Report the number of lines in the data where the word "Application" appears, and add no other text.
Start of Data for analysis
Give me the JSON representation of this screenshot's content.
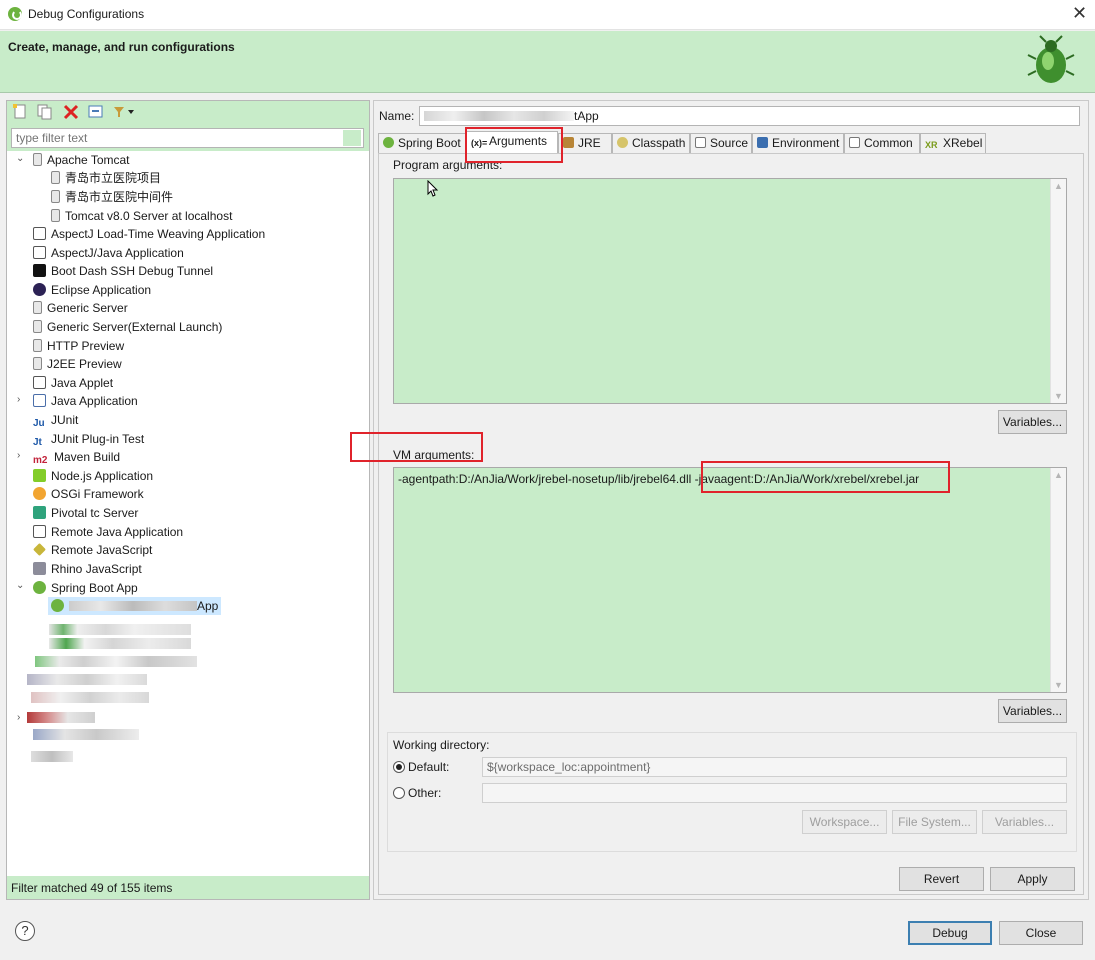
{
  "window": {
    "title": "Debug Configurations",
    "close": "✕"
  },
  "header": {
    "title": "Create, manage, and run configurations"
  },
  "left": {
    "filter_placeholder": "type filter text",
    "status": "Filter matched 49 of 155 items",
    "tree": [
      {
        "label": "Apache Tomcat",
        "icon": "tomcat-icon",
        "expanded": true
      },
      {
        "label": "青岛市立医院项目",
        "icon": "server-icon"
      },
      {
        "label": "青岛市立医院中间件",
        "icon": "server-icon"
      },
      {
        "label": "Tomcat v8.0 Server at localhost",
        "icon": "server-icon"
      },
      {
        "label": "AspectJ Load-Time Weaving Application",
        "icon": "ltw-icon"
      },
      {
        "label": "AspectJ/Java Application",
        "icon": "aj-icon"
      },
      {
        "label": "Boot Dash SSH Debug Tunnel",
        "icon": "boot-dash-icon"
      },
      {
        "label": "Eclipse Application",
        "icon": "eclipse-icon"
      },
      {
        "label": "Generic Server",
        "icon": "server-icon"
      },
      {
        "label": "Generic Server(External Launch)",
        "icon": "server-icon"
      },
      {
        "label": "HTTP Preview",
        "icon": "server-icon"
      },
      {
        "label": "J2EE Preview",
        "icon": "server-icon"
      },
      {
        "label": "Java Applet",
        "icon": "applet-icon"
      },
      {
        "label": "Java Application",
        "icon": "java-app-icon",
        "expandable": true
      },
      {
        "label": "JUnit",
        "icon": "junit-icon"
      },
      {
        "label": "JUnit Plug-in Test",
        "icon": "junit-plugin-icon"
      },
      {
        "label": "Maven Build",
        "icon": "maven-icon",
        "expandable": true
      },
      {
        "label": "Node.js Application",
        "icon": "nodejs-icon"
      },
      {
        "label": "OSGi Framework",
        "icon": "osgi-icon"
      },
      {
        "label": "Pivotal tc Server",
        "icon": "pivotal-icon"
      },
      {
        "label": "Remote Java Application",
        "icon": "remote-java-icon"
      },
      {
        "label": "Remote JavaScript",
        "icon": "remote-js-icon"
      },
      {
        "label": "Rhino JavaScript",
        "icon": "rhino-icon"
      },
      {
        "label": "Spring Boot App",
        "icon": "spring-icon",
        "expanded": true
      },
      {
        "label": "App",
        "icon": "spring-app-icon",
        "selected": true
      }
    ]
  },
  "right": {
    "name_label": "Name:",
    "name_value": "tApp",
    "tabs": [
      {
        "label": "Spring Boot",
        "icon": "spring-icon"
      },
      {
        "label": "Arguments",
        "icon": "arguments-icon",
        "active": true
      },
      {
        "label": "JRE",
        "icon": "jre-icon"
      },
      {
        "label": "Classpath",
        "icon": "classpath-icon"
      },
      {
        "label": "Source",
        "icon": "source-icon"
      },
      {
        "label": "Environment",
        "icon": "environment-icon"
      },
      {
        "label": "Common",
        "icon": "common-icon"
      },
      {
        "label": "XRebel",
        "icon": "xrebel-icon"
      }
    ],
    "program_args_label": "Program arguments:",
    "program_args_value": "",
    "vm_args_label": "VM arguments:",
    "vm_args_value": "-agentpath:D:/AnJia/Work/jrebel-nosetup/lib/jrebel64.dll -javaagent:D:/AnJia/Work/xrebel/xrebel.jar",
    "variables_label": "Variables...",
    "working_dir": {
      "label": "Working directory:",
      "default_label": "Default:",
      "default_value": "${workspace_loc:appointment}",
      "other_label": "Other:",
      "workspace_btn": "Workspace...",
      "filesystem_btn": "File System...",
      "variables_btn": "Variables..."
    },
    "revert": "Revert",
    "apply": "Apply"
  },
  "footer": {
    "help": "?",
    "debug": "Debug",
    "close": "Close"
  },
  "colors": {
    "accent_bg": "#c8ecc9",
    "highlight_red": "#e0232b",
    "spring_green": "#6db33f"
  }
}
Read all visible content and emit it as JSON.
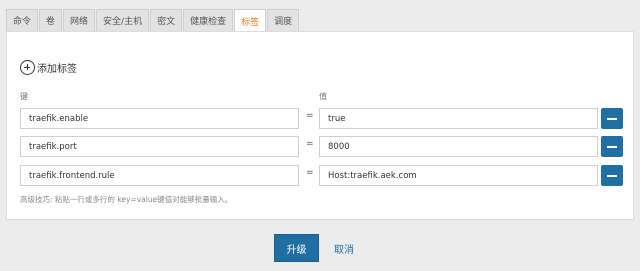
{
  "tabs": [
    {
      "label": "命令",
      "active": false
    },
    {
      "label": "卷",
      "active": false
    },
    {
      "label": "网络",
      "active": false
    },
    {
      "label": "安全/主机",
      "active": false
    },
    {
      "label": "密文",
      "active": false
    },
    {
      "label": "健康检查",
      "active": false
    },
    {
      "label": "标签",
      "active": true
    },
    {
      "label": "调度",
      "active": false
    }
  ],
  "add_tag_label": "添加标签",
  "columns": {
    "key_label": "键",
    "value_label": "值"
  },
  "equals_sign": "=",
  "rows": [
    {
      "key": "traefik.enable",
      "value": "true"
    },
    {
      "key": "traefik.port",
      "value": "8000"
    },
    {
      "key": "traefik.frontend.rule",
      "value": "Host:traefik.aek.com"
    }
  ],
  "hint": "高级技巧: 粘贴一行或多行的 key=value键值对能够批量输入。",
  "actions": {
    "upgrade_label": "升级",
    "cancel_label": "取消"
  },
  "colors": {
    "accent": "#1f6fa3",
    "active_tab": "#e67e22"
  }
}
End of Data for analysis
▶ _Answer_: 6